We scheduled a car wash for after school and made sure he knew that was the plan. I would pick him up and we would go get a car wash. Those things buffered the worry of school and made the day into something to really look forward to.
8. Keep reminding him about the good things coming.
My son has been really excited to make some good friends who “get” him. The new school we are going to is just for kids on the Autism spectrum. So, when he is bored or moping around that he doesn’t have anything to do, I remind him that this new school will open doors to the friends he has wanted. I hope that in pointing that out to him often, he will be able to keep the big picture in mind as he makes this big change in his life.
9. Give him a way to reach you.
And finally, once the new school starts, I help his anxiety by staying close enough that I can be there quickly if his teacher or aid calls me. That first day I sat for an hour in a café about five minutes from his new school. It was important to give him independence and keep tabs on him at the same time so that he wouldn’t worry so badly.
Keep trying. It’s worth it.
These new experiences are so important for our kid’s growth and development. But helping him transition is hard sometimes. Both the teacher and the aid have cell phones and my number, so I am confident he will be able to reach me if he needs me. His old school would not let him reach out when he needed to, and that was a huge stress for both of us. He soon started resisting going to school, thus the change.
Fast forward two weeks and his new school is going really well. My son loves going. I know that the school is responsible for his continued happiness and how he is thriving. I had so much anxiety leading up to this transition and I am so grateful that things have gone well. It is an answer to many prayers. I hope some of these tips will help you with any transition you and your child need to make.

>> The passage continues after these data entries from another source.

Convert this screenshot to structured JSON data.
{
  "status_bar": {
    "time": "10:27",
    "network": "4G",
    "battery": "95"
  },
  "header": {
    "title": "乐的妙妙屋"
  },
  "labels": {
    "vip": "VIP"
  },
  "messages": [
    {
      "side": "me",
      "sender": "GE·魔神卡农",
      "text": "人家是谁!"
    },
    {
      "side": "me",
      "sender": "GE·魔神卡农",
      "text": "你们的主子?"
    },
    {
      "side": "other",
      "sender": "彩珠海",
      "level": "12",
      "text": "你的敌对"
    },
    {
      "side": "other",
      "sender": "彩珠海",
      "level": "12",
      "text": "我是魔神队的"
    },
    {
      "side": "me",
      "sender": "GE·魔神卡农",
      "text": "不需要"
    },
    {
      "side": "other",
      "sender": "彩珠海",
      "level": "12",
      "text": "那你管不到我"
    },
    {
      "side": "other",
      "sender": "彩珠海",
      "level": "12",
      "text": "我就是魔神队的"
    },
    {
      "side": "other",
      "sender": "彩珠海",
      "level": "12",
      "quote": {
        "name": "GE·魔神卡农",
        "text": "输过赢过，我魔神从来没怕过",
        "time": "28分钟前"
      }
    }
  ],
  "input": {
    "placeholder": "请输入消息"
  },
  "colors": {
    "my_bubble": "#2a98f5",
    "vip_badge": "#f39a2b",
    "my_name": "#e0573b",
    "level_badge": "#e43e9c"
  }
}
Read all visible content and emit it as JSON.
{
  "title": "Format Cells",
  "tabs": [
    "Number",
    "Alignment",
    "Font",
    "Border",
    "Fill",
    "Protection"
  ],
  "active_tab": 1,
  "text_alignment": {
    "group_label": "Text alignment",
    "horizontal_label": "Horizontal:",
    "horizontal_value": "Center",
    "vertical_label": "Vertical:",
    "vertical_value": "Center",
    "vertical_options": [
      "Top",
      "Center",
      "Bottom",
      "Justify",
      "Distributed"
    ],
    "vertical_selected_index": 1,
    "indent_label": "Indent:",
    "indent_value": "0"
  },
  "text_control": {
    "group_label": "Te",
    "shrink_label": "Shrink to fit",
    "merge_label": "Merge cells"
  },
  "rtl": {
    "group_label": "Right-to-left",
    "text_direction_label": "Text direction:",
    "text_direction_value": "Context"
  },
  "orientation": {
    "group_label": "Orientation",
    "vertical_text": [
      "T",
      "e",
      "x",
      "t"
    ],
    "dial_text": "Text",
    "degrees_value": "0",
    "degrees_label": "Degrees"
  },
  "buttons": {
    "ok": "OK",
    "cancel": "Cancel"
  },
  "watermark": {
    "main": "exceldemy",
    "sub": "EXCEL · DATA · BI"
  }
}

This article was previously published on Abby’s page at Patheos.com
Abby is capable and caring. She is learning more about Autism and parenthood every day. Having completed training to be an RBT (Registered Behavior Technician) for ABA therapy she is beginning to understand her son. And even though she is the first to admit she makes a lot of mistakes, she is so grateful to be on this journey. She comes from a family with many autistic members. She invites us to join her, as she shares her adventures. She wishes to emphasize that Autism is a difference not a defect. If you or a family member have autism, Abby wants you to know that the challenges can be overcome, and there are blessings in autism. You or your loved one are not sick or broken. Together we will teach the world this new language.